Across the Capitol, lawmakers on the House Energy and Commerce Committee are also revving up the debate over self-driving cars.
The digital commerce and consumer protection subcommittee will hold a hearing next week to consider 14 draft bills on autonomous vehicles.
Some of the ideas under consideration include barring federal regulators from requiring pre-market approval for autonomous vehicles, allowing up to 100,000 cars per year to be exempt from traditional automobile requirements and establishing a framework for how developers should share test and crash data.
Latta, who chairs the subcommittee, said the goal is to put together a package after gathering feedback from members and get the bill through committee by August.
“We want this to be regular order,” Latta said. “We’ve got to get this right.”
The White House has also taken an interest in the issue.
Transportation Secretary Elaine Chao said the administration is revising the Obama-era guidelines for driverless vehicles, with updated guidance expected in the next few months.
“The pressure is mounting for the federal government to do something,” Chao said during a conference in Detroit earlier this month, according to Reuters.
The new guidance will focus on spurring industry innovation and encouraging “new entrants and ideas that deliver safer vehicles,” Chao said. But she also emphasized that the agency would not rush to draft binding regulations on self-driving cars.

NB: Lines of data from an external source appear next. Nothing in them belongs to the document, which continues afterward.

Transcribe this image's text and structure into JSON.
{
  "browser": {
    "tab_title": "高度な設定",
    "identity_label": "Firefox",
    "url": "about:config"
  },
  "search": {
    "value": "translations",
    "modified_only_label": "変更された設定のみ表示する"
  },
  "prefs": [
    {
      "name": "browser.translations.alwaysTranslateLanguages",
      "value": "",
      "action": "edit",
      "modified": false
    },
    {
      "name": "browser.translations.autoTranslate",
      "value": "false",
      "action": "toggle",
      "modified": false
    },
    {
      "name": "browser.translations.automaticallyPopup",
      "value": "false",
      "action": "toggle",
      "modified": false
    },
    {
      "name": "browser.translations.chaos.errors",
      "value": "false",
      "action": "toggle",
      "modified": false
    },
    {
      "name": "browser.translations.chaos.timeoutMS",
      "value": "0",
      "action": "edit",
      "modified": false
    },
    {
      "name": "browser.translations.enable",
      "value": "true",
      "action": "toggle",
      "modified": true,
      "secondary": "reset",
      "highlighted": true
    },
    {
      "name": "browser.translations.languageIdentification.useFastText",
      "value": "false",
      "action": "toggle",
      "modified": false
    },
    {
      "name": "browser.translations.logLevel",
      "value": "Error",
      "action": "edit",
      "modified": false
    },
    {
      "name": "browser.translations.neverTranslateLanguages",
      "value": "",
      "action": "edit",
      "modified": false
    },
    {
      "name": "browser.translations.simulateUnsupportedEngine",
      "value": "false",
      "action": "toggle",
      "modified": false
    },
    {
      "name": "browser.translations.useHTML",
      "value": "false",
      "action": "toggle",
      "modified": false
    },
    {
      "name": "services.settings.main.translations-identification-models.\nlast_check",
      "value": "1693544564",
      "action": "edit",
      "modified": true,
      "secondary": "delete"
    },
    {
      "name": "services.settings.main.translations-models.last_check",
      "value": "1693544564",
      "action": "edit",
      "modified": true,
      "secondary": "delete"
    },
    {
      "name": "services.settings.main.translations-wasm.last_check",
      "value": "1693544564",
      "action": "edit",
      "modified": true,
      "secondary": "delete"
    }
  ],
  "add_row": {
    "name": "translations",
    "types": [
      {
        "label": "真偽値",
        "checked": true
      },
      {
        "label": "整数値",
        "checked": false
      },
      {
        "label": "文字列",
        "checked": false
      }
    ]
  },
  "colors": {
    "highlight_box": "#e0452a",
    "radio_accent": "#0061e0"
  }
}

“Too quick of movement toward rules may not be sustainable in the long term,” Chao said. “We don’t want to have rules that may impede future advances.”
On K Street, lobbying work is also well underway. A number of industry groups joined forces last year to create their own lobby group, called the Self-Driving Coalition for Safer Streets.
The coalition, which has already spent more than double on lobbying this year than it did in 2016, has pushed to shape federal guidelines and has fought back against state laws that could be harmful to the industry.
This year, the group is working to be a part of the legislative conversation in Congress as well.
Efforts to better educate the public about the potential benefits — and limits — of self-driving cars have also become increasingly important as more cars with semi-driverless features hit U.S. roads.
A fatal Tesla crash last year, in which the vehicle was engaged in autopilot, has further increased consumer skepticism about the technology.
Latta said “things are moving ahead” much more rapidly than people would have imagined five years ago, which is why federal regulators need to intervene now so that they don’t get caught flat-footed later on.
“That’s why we want to make sure we have the right legislation out there, to make sure we help, not hinder, innovation,” Latta said.